looking for last November — a breath of fresh air in Washington.
He has a chance to rectify that situation in his search for a new
Food and Drug Administration commissioner. Dr. Joshua Sharfstein, it is
now rumored, is the frontrunner for the post. He's young; he's smart
(from Harvard Med); he knows the agency from his years working for Rep.
Henry Waxman on Capitol Hill and serving as director of the FDA
transition team; and, most significantly, he left Washington two years
ago to take on a big city health department in one of the nation's most
troubled cities — Baltimore. Unlike so many of the academics
frequently mentioned as frontrunners for the post, he at least has a
taste of major administrative experience.
Finally, unlike several other top candidates, he has never done any
work for the pharmaceutical industry. One of the big debates in recent
years as consumer advocates pushed to eliminate conflicts of interest
on FDA advisory committees was whether the agency could find top-notch
talent to fill those rosters if they eliminated everyone who worked for
Big Pharma. The consumer groups argued that the agency would have to
look a little harder, but the independent experts were out there.
Now that the salmonella-tainted peanut crisis has gotten the
president's attention and made it more likely the new FDA pick will
come sooner rather than later, Obama is lucky that he doesn't have to
look far to find a top talent without ties to the industry. He's just
45 miles up the road in Baltimore.
(It's interesting how the Daschle situation is shining a
"conflict-of-interest" spotlight on the FDA decision; read this
interesting post by Dan Carlat,
where he disqualifies all the prominently mentioned candidates except
Sharfstein and Susan Wood of George Washington Univresity because of
the others' ties to industry.)
Meanwhile, who will get the nod for HHS? My guess is one of the two
Harvard health care economists who ran Obama's health care advisory
board during the campaign: David Cutler or David Blumenthal. Both have
their strengths and weaknesses: Cutler knows economics, but, in my
view, has been overly solicitous to the idea that most new technologies
are a good buy for the health care system. Blumenthal understands
health care delivery systems better, and began his career conducting
research and raising questions about conflicts of interest in medicine.
But he's farther removed from the inside-the-Beltway savvy needed to
push the health care reform agenda.
A dark horse? Ken Thorpe of Emory University. He has emerged as the
leading advocate of bringing a prevention focus to health care reform
and understands the need for better managing of chronic disease, which
is concentrated among 20 percent of the population but accounts for 75
percent of all health care costs.
He's not like Donna Shalala, though, who also left academia to
become HHS secretary.
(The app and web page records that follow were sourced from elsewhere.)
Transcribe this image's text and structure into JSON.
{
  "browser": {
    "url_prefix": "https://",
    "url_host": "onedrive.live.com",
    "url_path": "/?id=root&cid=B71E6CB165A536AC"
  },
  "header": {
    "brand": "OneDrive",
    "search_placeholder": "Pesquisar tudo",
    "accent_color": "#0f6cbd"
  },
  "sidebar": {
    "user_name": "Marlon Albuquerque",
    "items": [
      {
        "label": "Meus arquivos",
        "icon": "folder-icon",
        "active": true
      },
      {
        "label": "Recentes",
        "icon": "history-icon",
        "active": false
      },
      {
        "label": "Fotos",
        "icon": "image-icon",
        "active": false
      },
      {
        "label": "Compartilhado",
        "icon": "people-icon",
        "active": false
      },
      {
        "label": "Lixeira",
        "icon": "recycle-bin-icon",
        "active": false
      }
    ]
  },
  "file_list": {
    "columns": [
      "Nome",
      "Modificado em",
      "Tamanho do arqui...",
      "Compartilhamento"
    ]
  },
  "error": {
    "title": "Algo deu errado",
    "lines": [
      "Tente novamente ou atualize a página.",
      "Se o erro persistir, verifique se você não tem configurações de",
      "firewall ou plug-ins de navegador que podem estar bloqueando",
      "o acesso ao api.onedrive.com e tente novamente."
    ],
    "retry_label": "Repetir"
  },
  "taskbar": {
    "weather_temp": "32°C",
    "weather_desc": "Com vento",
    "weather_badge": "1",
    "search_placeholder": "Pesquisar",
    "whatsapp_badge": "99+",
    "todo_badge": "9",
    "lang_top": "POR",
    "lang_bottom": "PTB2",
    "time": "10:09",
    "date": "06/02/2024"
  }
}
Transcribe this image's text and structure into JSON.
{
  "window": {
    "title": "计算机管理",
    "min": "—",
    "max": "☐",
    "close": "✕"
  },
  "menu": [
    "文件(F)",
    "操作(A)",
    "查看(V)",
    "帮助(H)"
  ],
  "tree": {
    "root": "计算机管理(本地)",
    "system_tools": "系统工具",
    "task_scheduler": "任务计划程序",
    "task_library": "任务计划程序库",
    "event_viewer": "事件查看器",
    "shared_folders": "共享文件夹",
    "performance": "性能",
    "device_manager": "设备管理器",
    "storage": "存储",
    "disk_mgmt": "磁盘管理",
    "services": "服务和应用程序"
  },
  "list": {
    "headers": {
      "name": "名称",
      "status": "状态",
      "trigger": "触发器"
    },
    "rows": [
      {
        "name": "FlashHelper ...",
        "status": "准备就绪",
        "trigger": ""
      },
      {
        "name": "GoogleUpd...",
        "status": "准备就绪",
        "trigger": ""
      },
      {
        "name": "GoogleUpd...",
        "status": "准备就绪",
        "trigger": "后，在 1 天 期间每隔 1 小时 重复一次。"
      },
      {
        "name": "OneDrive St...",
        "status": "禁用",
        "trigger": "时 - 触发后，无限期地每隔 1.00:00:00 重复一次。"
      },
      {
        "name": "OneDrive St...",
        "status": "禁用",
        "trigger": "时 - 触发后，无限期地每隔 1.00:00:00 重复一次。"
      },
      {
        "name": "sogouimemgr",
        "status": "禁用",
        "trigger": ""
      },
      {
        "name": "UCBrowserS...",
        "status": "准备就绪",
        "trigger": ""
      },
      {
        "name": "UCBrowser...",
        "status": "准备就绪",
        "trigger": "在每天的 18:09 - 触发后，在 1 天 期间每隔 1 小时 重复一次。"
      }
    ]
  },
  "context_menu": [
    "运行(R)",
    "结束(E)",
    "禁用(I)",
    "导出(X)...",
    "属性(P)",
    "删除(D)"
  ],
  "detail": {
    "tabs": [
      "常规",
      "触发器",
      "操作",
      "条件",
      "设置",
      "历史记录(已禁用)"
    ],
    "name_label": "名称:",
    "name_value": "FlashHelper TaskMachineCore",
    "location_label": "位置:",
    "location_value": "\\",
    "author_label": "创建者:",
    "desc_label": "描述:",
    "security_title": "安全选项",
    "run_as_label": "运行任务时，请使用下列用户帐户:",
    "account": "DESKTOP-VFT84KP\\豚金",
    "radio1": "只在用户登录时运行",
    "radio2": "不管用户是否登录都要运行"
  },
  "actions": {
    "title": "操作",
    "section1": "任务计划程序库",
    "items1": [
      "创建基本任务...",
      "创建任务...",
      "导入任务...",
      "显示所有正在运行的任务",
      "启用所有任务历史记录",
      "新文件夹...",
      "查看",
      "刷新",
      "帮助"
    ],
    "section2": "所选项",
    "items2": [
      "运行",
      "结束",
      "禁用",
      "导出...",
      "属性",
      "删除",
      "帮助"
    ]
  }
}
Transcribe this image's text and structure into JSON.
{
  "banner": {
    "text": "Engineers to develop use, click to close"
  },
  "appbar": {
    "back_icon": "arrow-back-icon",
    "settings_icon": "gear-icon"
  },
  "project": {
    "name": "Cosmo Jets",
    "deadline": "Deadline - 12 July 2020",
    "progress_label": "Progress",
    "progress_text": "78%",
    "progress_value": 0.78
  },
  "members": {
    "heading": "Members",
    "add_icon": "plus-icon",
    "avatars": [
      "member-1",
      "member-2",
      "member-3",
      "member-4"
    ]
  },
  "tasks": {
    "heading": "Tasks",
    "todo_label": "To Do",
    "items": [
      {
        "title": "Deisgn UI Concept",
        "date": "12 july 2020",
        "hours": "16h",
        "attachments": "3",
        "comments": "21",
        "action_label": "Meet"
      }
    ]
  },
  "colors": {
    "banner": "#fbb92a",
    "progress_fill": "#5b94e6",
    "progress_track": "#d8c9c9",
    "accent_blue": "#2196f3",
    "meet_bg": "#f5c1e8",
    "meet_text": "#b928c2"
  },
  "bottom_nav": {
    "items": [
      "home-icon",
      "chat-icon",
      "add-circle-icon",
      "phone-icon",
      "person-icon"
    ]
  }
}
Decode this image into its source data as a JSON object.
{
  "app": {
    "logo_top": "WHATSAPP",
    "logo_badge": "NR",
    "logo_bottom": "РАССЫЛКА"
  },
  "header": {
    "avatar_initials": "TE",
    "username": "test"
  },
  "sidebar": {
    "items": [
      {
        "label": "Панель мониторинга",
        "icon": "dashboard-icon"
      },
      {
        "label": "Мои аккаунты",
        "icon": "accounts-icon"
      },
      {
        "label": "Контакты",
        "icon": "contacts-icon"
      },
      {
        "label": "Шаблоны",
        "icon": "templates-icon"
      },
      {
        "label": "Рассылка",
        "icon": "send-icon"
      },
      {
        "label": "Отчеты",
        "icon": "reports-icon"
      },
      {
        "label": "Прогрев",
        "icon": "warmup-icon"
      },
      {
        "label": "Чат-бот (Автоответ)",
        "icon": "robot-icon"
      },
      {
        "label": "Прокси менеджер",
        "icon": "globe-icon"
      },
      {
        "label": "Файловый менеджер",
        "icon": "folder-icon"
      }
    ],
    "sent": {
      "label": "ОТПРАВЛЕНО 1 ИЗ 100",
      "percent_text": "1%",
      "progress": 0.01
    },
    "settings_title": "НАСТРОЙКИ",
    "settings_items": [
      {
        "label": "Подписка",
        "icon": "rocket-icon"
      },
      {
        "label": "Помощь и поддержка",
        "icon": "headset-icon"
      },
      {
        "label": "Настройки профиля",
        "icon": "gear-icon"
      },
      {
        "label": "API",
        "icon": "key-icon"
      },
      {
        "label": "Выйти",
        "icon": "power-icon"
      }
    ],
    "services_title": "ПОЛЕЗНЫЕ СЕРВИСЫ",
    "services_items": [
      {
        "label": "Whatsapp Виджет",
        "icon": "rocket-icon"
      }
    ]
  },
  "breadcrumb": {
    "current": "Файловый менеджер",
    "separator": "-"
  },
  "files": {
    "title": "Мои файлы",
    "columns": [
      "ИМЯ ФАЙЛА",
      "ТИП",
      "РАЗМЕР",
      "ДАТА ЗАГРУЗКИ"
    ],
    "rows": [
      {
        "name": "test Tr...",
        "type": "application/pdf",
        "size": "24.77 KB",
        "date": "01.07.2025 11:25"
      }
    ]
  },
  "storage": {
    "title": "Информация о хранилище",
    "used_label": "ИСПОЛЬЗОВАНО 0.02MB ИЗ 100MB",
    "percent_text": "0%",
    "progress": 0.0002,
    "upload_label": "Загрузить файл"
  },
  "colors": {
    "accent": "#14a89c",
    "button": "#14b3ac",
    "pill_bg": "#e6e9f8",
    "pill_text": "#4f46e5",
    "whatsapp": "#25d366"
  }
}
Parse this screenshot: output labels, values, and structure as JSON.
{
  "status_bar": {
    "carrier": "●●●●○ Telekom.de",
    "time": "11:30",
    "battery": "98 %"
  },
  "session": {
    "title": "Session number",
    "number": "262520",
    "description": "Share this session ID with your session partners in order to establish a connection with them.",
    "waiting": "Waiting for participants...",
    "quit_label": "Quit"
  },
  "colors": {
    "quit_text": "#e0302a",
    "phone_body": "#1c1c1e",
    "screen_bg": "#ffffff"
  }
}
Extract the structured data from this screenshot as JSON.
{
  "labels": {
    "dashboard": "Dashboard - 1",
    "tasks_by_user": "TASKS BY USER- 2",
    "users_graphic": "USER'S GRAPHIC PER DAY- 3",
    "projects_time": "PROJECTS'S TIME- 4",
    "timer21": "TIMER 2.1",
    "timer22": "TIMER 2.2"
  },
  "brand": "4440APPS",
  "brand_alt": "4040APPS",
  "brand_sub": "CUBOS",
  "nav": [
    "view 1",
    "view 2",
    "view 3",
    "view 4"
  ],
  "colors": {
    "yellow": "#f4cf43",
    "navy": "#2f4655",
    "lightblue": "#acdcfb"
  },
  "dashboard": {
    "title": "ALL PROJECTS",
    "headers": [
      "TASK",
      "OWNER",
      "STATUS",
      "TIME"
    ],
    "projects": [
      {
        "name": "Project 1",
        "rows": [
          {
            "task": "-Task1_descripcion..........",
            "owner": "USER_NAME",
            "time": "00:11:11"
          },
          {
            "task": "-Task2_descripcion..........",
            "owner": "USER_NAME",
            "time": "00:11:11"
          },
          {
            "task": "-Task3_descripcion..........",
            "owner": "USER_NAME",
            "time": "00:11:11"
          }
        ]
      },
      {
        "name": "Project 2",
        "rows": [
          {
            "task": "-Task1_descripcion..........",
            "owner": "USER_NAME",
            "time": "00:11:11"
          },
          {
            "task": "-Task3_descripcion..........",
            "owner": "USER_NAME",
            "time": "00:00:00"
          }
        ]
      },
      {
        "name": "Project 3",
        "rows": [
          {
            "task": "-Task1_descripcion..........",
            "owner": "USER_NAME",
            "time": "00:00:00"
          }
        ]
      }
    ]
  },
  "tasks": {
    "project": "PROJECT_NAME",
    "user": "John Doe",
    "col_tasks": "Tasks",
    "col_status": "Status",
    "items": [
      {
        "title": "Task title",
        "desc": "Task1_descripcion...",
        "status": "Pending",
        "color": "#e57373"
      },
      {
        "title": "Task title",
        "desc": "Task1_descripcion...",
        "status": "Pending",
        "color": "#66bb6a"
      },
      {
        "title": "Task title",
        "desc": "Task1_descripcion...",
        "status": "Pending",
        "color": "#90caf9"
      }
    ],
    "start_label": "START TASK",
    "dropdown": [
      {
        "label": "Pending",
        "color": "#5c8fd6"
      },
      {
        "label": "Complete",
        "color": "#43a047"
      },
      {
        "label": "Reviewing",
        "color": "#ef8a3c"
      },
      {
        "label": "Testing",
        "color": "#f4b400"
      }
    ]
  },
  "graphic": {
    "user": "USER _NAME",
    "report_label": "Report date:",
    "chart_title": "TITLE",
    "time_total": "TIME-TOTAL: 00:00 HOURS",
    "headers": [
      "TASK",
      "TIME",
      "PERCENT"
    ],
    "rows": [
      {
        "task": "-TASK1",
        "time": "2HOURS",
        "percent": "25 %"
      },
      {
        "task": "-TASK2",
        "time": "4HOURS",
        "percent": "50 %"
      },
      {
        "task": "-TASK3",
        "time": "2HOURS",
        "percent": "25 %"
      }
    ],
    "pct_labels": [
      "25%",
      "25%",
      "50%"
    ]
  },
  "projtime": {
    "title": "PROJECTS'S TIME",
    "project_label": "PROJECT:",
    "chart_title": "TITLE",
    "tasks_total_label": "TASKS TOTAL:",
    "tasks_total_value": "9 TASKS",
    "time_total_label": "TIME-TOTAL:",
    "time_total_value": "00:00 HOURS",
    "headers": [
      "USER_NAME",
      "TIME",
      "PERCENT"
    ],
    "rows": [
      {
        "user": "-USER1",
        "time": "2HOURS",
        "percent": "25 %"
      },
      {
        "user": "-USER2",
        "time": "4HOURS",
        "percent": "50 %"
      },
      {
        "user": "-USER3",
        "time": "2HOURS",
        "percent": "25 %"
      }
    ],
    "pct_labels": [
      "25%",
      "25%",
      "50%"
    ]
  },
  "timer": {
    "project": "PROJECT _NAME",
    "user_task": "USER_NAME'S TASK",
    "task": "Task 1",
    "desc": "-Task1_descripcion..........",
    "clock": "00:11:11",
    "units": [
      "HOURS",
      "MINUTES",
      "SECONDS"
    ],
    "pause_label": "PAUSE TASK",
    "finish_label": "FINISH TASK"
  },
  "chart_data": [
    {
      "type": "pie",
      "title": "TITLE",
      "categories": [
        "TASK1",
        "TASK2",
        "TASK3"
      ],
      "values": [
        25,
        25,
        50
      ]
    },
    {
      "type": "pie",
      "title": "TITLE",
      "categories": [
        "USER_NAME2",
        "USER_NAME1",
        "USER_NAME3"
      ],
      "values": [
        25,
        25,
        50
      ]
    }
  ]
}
She ran the University of Wisconsin for a decade
before spending a year in Washington at the Children's Defense fund;
she remained as head of HHS during both Clinton terms — the only
cabinet official to do so.
Thorpe has been instrumental in pushing health care delivery system
reform efforts around the country. He has strong, progressive views on
the ways that income inequality, the built environment, food policy and
public health interventions influence the overall health of the
population. He would truly be a breath of fresh air in Washington. But
he has virtually no administative experience, which matters when it
comes to managing the sprawling HHS bureaucracy. Appointing Thorpe
would be a risk, but given the way Obama has so far expended zero
politlcal capital in that direction, it would be one worth taking after
the Daschle fiasco.
Merrill Goozner has been writing about economics and health care for many years. The former
chief economics correspondent for the Chicago Tribune, Merrill has
written for a long list of publications including the New York Times,
The American Prospect and The Washington Post. His most recent book, "The $800 Million Dollar Pill – The Truth Behind the Cost of New Drugs
" (University of California Press, 2004) has won acclaim from critics
for its treatment of the issues facing the health care system and the
pharmaceutical industry in particular. You can read more pieces by Merrill at Gooznews.com, where this post first appeared.